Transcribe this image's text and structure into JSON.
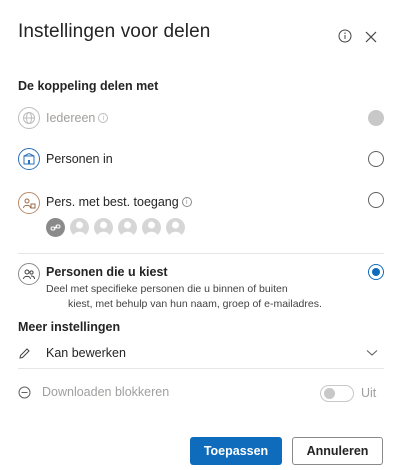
{
  "dialog": {
    "title": "Instellingen voor delen",
    "info_icon": "info-icon",
    "close_icon": "close-icon"
  },
  "share_with": {
    "heading": "De koppeling delen met",
    "options": [
      {
        "label": "Iedereen",
        "icon": "globe-icon",
        "has_info": true,
        "state": "disabled"
      },
      {
        "label": "Personen in",
        "icon": "building-icon",
        "has_info": false,
        "state": "unselected"
      },
      {
        "label": "Pers. met best. toegang",
        "icon": "people-lock-icon",
        "has_info": true,
        "state": "unselected"
      },
      {
        "label": "Personen die u kiest",
        "icon": "people-icon",
        "has_info": false,
        "state": "selected",
        "description": "Deel met specifieke personen die u binnen of buiten kiest, met behulp van hun naam, groep of e-mailadres.",
        "description_line1": "Deel met specifieke personen die u binnen of buiten",
        "description_line2": "kiest, met behulp van hun naam, groep of e-mailadres."
      }
    ]
  },
  "more_settings": {
    "heading": "Meer instellingen",
    "permission": {
      "label": "Kan bewerken",
      "icon": "pencil-icon"
    },
    "block_download": {
      "label": "Downloaden blokkeren",
      "icon": "minus-circle-icon",
      "toggle_state": "Uit"
    }
  },
  "footer": {
    "apply_label": "Toepassen",
    "cancel_label": "Annuleren"
  },
  "colors": {
    "accent": "#0f6cbd",
    "disabled": "#a19f9d"
  }
}
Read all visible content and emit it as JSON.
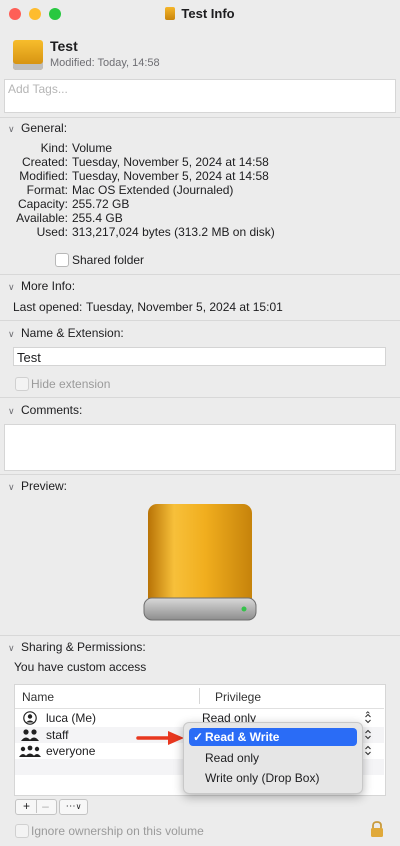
{
  "window": {
    "title": "Test Info"
  },
  "colors": {
    "close": "#fe5f57",
    "minimize": "#febc2e",
    "zoom": "#28c840",
    "accent": "#2a6cf6",
    "arrow": "#e8371f",
    "drive": "#f2b12a"
  },
  "header": {
    "name": "Test",
    "modified": "Modified: Today, 14:58"
  },
  "tags": {
    "placeholder": "Add Tags..."
  },
  "general": {
    "heading": "General:",
    "rows": [
      {
        "label": "Kind:",
        "value": "Volume"
      },
      {
        "label": "Created:",
        "value": "Tuesday, November 5, 2024 at 14:58"
      },
      {
        "label": "Modified:",
        "value": "Tuesday, November 5, 2024 at 14:58"
      },
      {
        "label": "Format:",
        "value": "Mac OS Extended (Journaled)"
      },
      {
        "label": "Capacity:",
        "value": "255.72 GB"
      },
      {
        "label": "Available:",
        "value": "255.4 GB"
      },
      {
        "label": "Used:",
        "value": "313,217,024 bytes (313.2 MB on disk)"
      }
    ],
    "shared_folder": "Shared folder"
  },
  "more_info": {
    "heading": "More Info:",
    "last_opened": "Last opened:",
    "last_opened_value": "Tuesday, November 5, 2024 at 15:01"
  },
  "name_ext": {
    "heading": "Name & Extension:",
    "name_value": "Test",
    "hide_extension": "Hide extension"
  },
  "comments": {
    "heading": "Comments:"
  },
  "preview": {
    "heading": "Preview:"
  },
  "sharing": {
    "heading": "Sharing & Permissions:",
    "access": "You have custom access",
    "col_name": "Name",
    "col_privilege": "Privilege",
    "users": [
      {
        "name": "luca (Me)",
        "privilege": "Read only",
        "icon": "person-icon"
      },
      {
        "name": "staff",
        "privilege": "",
        "icon": "group-icon"
      },
      {
        "name": "everyone",
        "privilege": "",
        "icon": "everyone-icon"
      }
    ],
    "menu": {
      "options": [
        "Read & Write",
        "Read only",
        "Write only (Drop Box)"
      ],
      "selected": "Read & Write"
    },
    "ignore_ownership": "Ignore ownership on this volume"
  }
}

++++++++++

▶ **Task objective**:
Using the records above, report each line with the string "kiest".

▶ **Answer**:
        "label": "Personen die u kiest",
        "description": "Deel met specifieke personen die u binnen of buiten kiest, met behulp van hun naam, groep of e-mailadres.",
        "description_line2": "kiest, met behulp van hun naam, groep of e-mailadres."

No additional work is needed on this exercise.